This brings me to my next point of HIIT classes or boot-camps. Now that we understand the definition of HIIT allow me to throw a soft jab at these group style classes. Its my personal opinion that these classes don’t offer the full benefit of what HIIT is designed to do. For a few reasons:
- The classes are always different so that people don’t get bored. This is great for variety but nigh impossible for you to determine your personal progress and ideally maximum effort unless your wearing a fitness tracker
- There are lengthy pauses and rest due to the instructor having to illustrate the movements, not only that but you trying to remember the order and proper form for each one as they arise. This means you are resting longer than you should to ensure maximum effort.
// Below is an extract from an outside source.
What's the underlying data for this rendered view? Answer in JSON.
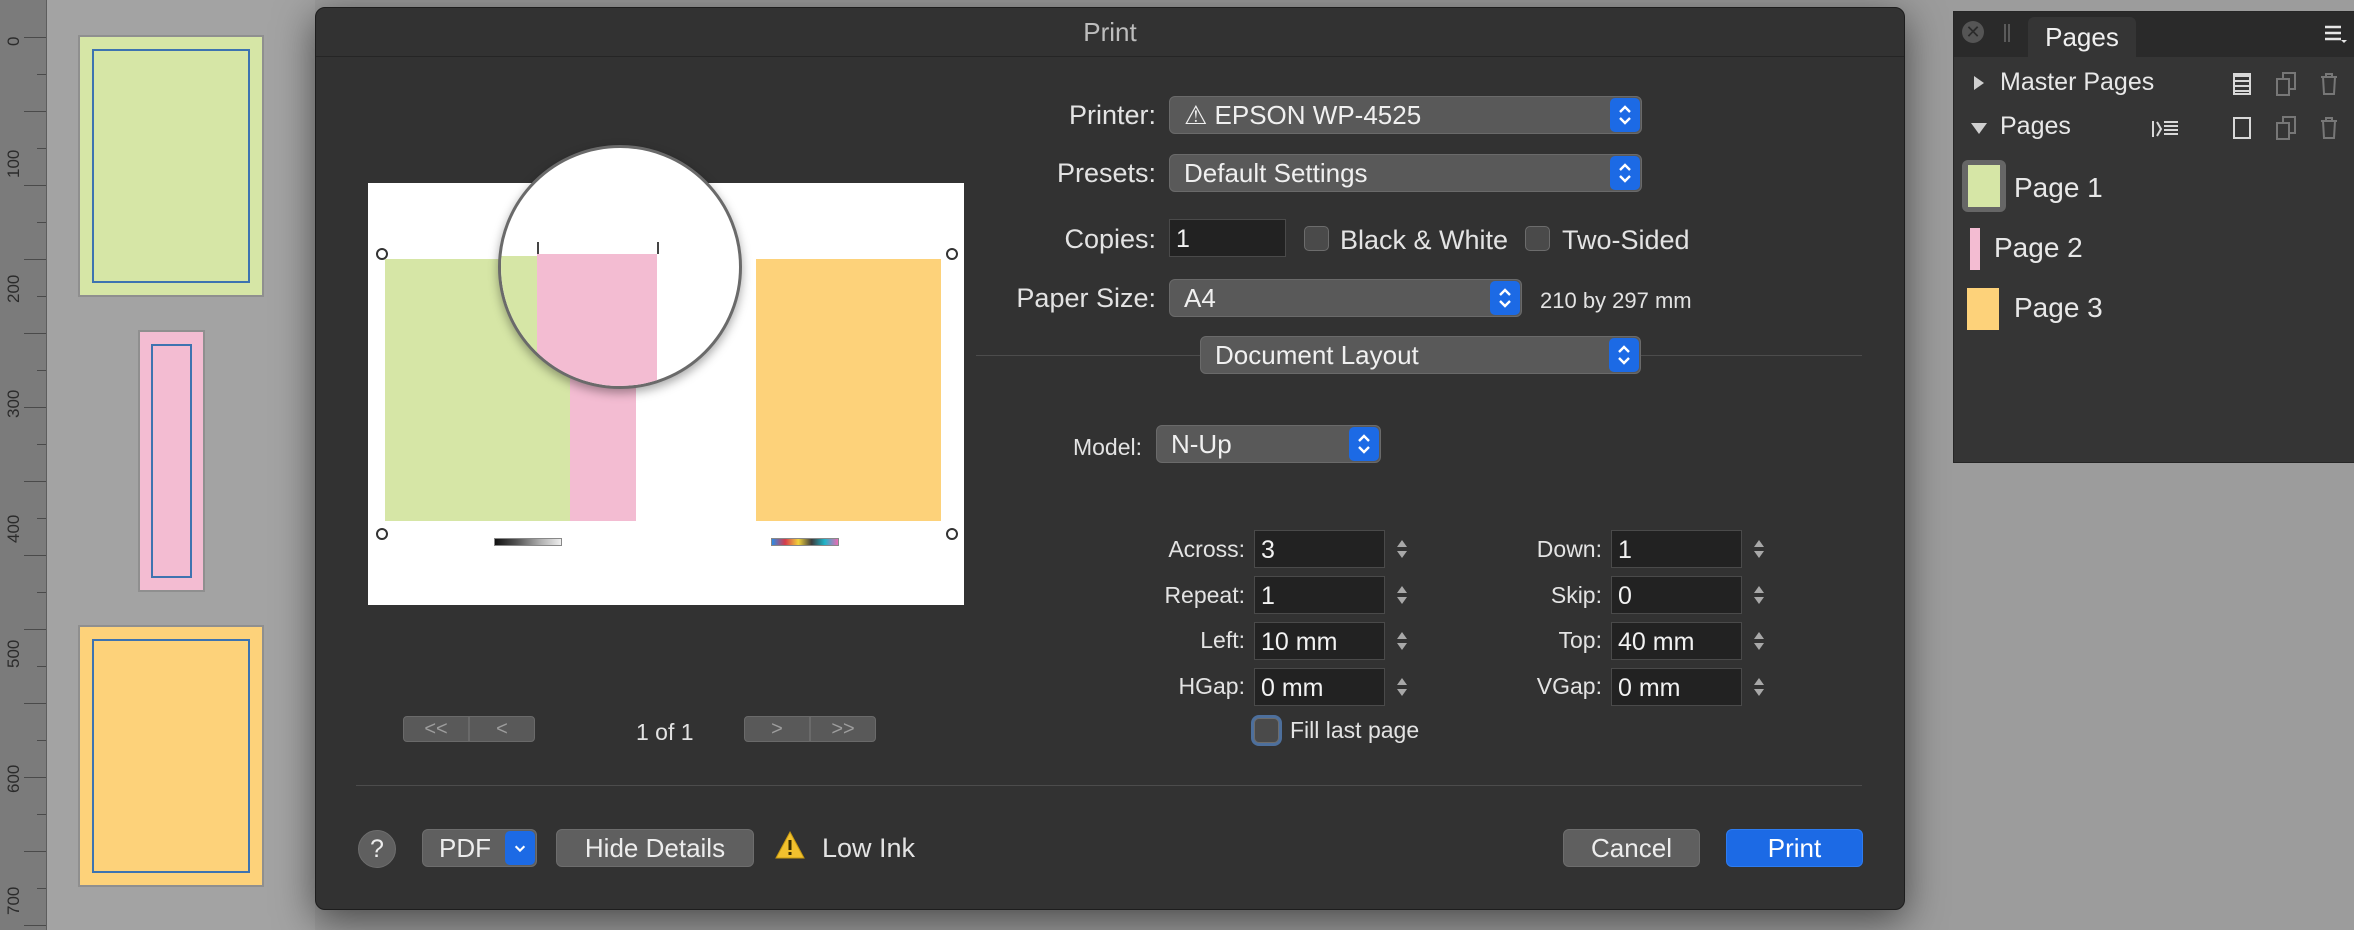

If the exercise is to be done for 25 seconds at 100% intensity and you spent 5 seconds getting into position and trying to figure out what to do, you just lost 20% of the intensity.
- They are generally too complex, due to the dynamic of a group setting. Instructors generally choose 4-8 exercises (sometimes more) to try to have adequate regressions and progressions that will suit the entire groups fitness level. This again leads to the problems illustrated in examples 1 and 2.
I want to reiterate I’m not throwing shade on boot-camps and group classes, i think they are great fitness tools and are extremely helpful. I am however in slight disagreement with the ones that call themselves HIIT classes or HIIT sessions I feel this is a misleading title and they are better off being labeled as Group Training, Boot-camps, Interval training or even Circuit Training. OK since I’ve basically told you that anyone advertising a HIIT class is selling snake oil, what pray tell is my solution? Glad you asked, simply create your own HIIT circuit you don’t need any more than 2 exercises (4 maximum and if your feeling superhero-ish). In my next blog I’m going to give you one of my personal favorite HIIT circuits, that can be modified up or down depending on your fitness level, but is insanely simple and best part is you don’t need a gym or a class to do it.